Bob Levin Award for Short Feature
Winner: Rosalyn Roy, National Post, for her first-person piece from Port aux Basques, Nfld. as parts of the town were destroyed by Hurricane Fiona.
Finalists: Maria Iqbal, Toronto Star, for her story on the one food item that actually became less expensive in Canada last year: the potato; Patrick White, Globe and Mail, for his feature on a book club at a federal prison near Kingston, Ont.
Special Recognition Citation
Winner: Room Up Front, for a volunteer-run initiative that seeks to combat long-standing inequality in the Canadian photojournalism community through identifying young, BIPOC talent and providing them with training, guidance and support.
Special Topic: Indigenous Issues-Climate Change

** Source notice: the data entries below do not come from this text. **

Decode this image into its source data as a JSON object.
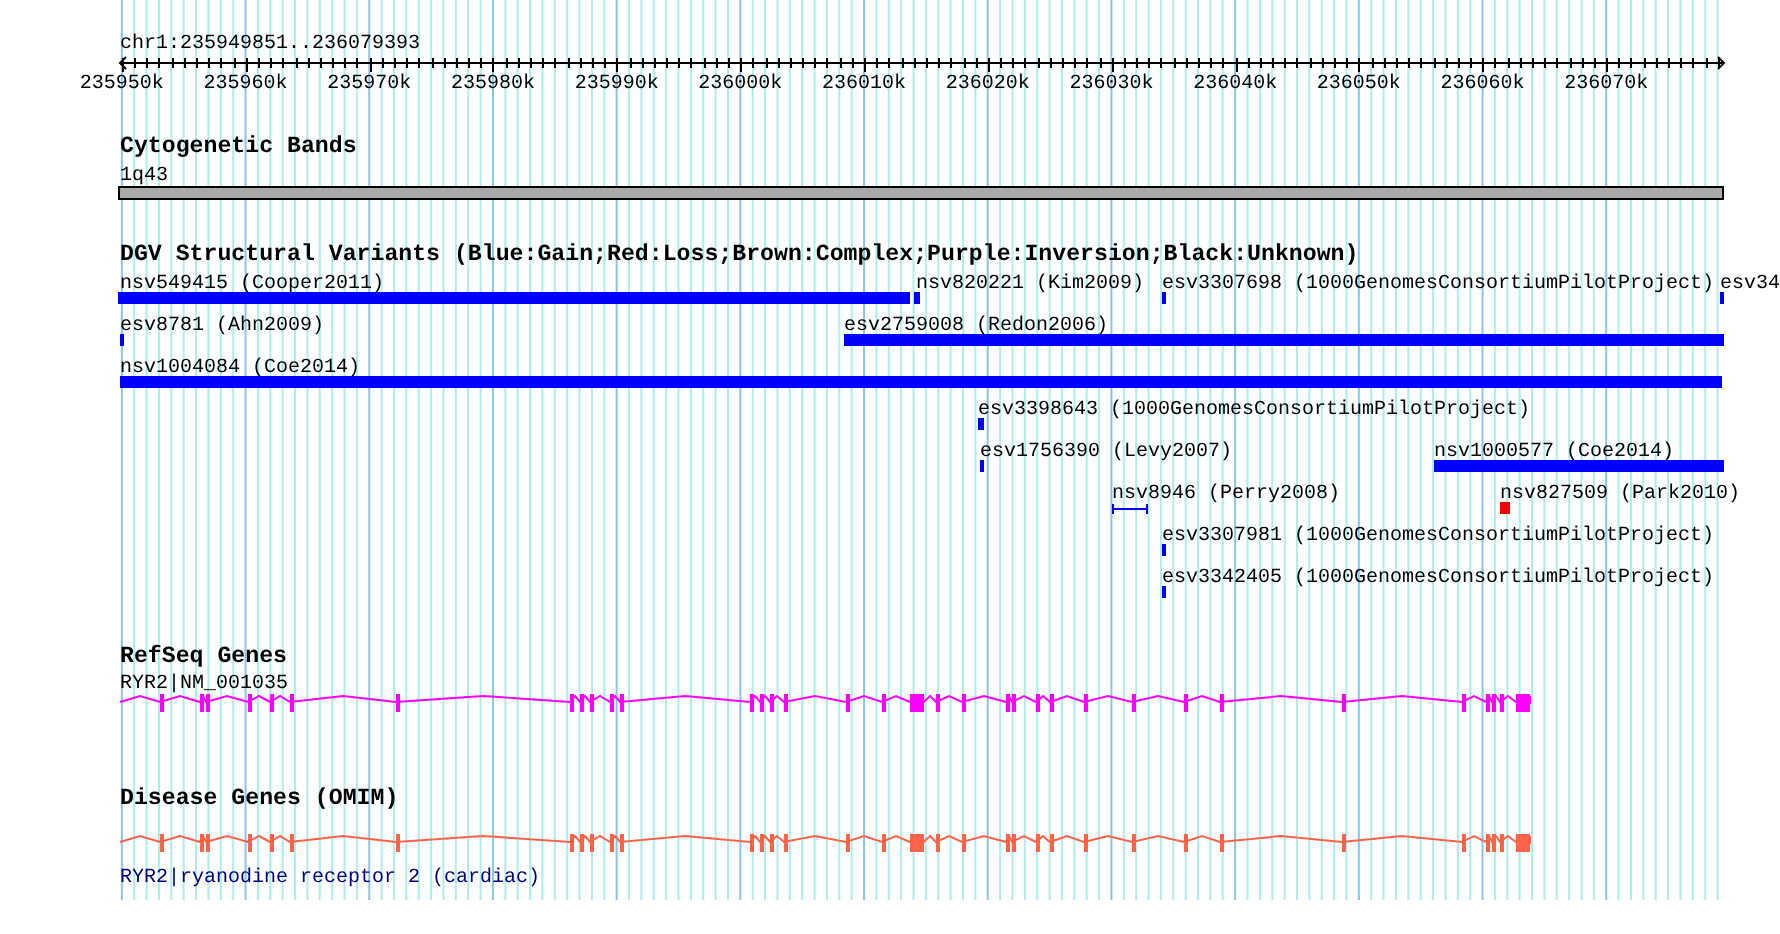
{
  "ruler": {
    "region": "chr1:235949851..236079393",
    "ticks": [
      "235950k",
      "235960k",
      "235970k",
      "235980k",
      "235990k",
      "236000k",
      "236010k",
      "236020k",
      "236030k",
      "236040k",
      "236050k",
      "236060k",
      "236070k"
    ]
  },
  "tracks": [
    {
      "kind": "cytoband",
      "title": "Cytogenetic Bands",
      "features": [
        {
          "label": "1q43"
        }
      ]
    },
    {
      "kind": "variants",
      "title": "DGV Structural Variants (Blue:Gain;Red:Loss;Brown:Complex;Purple:Inversion;Black:Unknown)",
      "features": [
        {
          "label": "nsv549415 (Cooper2011)",
          "kind": "bar",
          "color": "#0000ff"
        },
        {
          "label": "nsv820221 (Kim2009)",
          "kind": "bar",
          "color": "#0000ff"
        },
        {
          "label": "esv3307698 (1000GenomesConsortiumPilotProject)",
          "kind": "bar",
          "color": "#0000ff"
        },
        {
          "label": "esv34",
          "kind": "bar",
          "color": "#0000ff"
        },
        {
          "label": "esv8781 (Ahn2009)",
          "kind": "bar",
          "color": "#0000ff"
        },
        {
          "label": "esv2759008 (Redon2006)",
          "kind": "bar",
          "color": "#0000ff"
        },
        {
          "label": "nsv1004084 (Coe2014)",
          "kind": "bar",
          "color": "#0000ff"
        },
        {
          "label": "esv3398643 (1000GenomesConsortiumPilotProject)",
          "kind": "bar",
          "color": "#0000ff"
        },
        {
          "label": "esv1756390 (Levy2007)",
          "kind": "bar",
          "color": "#0000ff"
        },
        {
          "label": "nsv1000577 (Coe2014)",
          "kind": "bar",
          "color": "#0000ff"
        },
        {
          "label": "nsv8946 (Perry2008)",
          "kind": "span",
          "color": "#0000ff"
        },
        {
          "label": "nsv827509 (Park2010)",
          "kind": "bar",
          "color": "#ff0000"
        },
        {
          "label": "esv3307981 (1000GenomesConsortiumPilotProject)",
          "kind": "bar",
          "color": "#0000ff"
        },
        {
          "label": "esv3342405 (1000GenomesConsortiumPilotProject)",
          "kind": "bar",
          "color": "#0000ff"
        }
      ]
    },
    {
      "kind": "gene",
      "title": "RefSeq Genes",
      "features": [
        {
          "label": "RYR2|NM_001035"
        }
      ]
    },
    {
      "kind": "disease",
      "title": "Disease Genes (OMIM)",
      "features": [
        {
          "label": "RYR2|ryanodine receptor 2 (cardiac)"
        }
      ]
    }
  ]
}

Winners: Gordon Hoekstra, Glenda Luymes and Nathan Griffiths, Vancouver Sun/The Province, for their data-driven investigation into the readiness of B.C. communities for a world of increasing fires and floods.
Finalists: The Narwhal, for their integrated coverage of Indigenous issues and climate change and the impact of Indigenous Guardian programs; Julia-Simone Rutgers, The Winnipeg Free Press and The Narwhal, for stories on the everyday impact of climate change on the citizens of Manitoba and, in particular, Winnipeg.
Winner: Grant Robertson, Globe and Mail, for his three-part series on Hockey Canada’s finances, the National Equity Fund, and the connection between player fees and sexual assault.
Finalists: Lori Ewing, Canadian Press, for her persistent coverage of athlete protests against maltreatment and the safe sport crisis in Canada; Cathal Kelly, Globe and Mail, for columns on the Maple Leafs honouring Borje Salming just weeks before he died of ALS, the retirement of Serena Williams, and Alphonso Davies lifting Canada’s men’s soccer team to the world stage.
Winner: Frank Gunn, Canadian Press, for capturing a collision between Toronto Blue Jays’ shortstop Bo Bichette and centre fielder George Springer.
Finalists: Frank Gunn, Canadian Press, for a photo of a skier flying down Lake Louise on her way to winning a FIS World Cup downhill title; Tim Krochak, Halifax Chronicle Herald, for an overhead image, captured from an ultralight drone, of the start of a race at the Canadian Canoe Kayak sprint trials.
Sustained News Coverage
Winner: Vincent Larouche, La Presse, for ongoing coverage of a secret criminal trial deemed “incompatible with the values of a liberal democracy” by the Quebec Court of Appeal.
Finalists: Sebastian Bron and Katrina Clarke, Hamilton Spectator, for their change-making series of stories prompted by a privacy breach at a Hamilton hospital; Grant Robertson, Robyn Doolittle, Joe Friesen, Colin Freeze and Susan Krashinsky Robertson, Globe and Mail, for exclusive, high-impact coverage of Hockey Canada as it responded to rape allegations against players.
Read the winning and nominated entries here.
For more information, contact:
National Newspaper Awards
National Newspaper Awards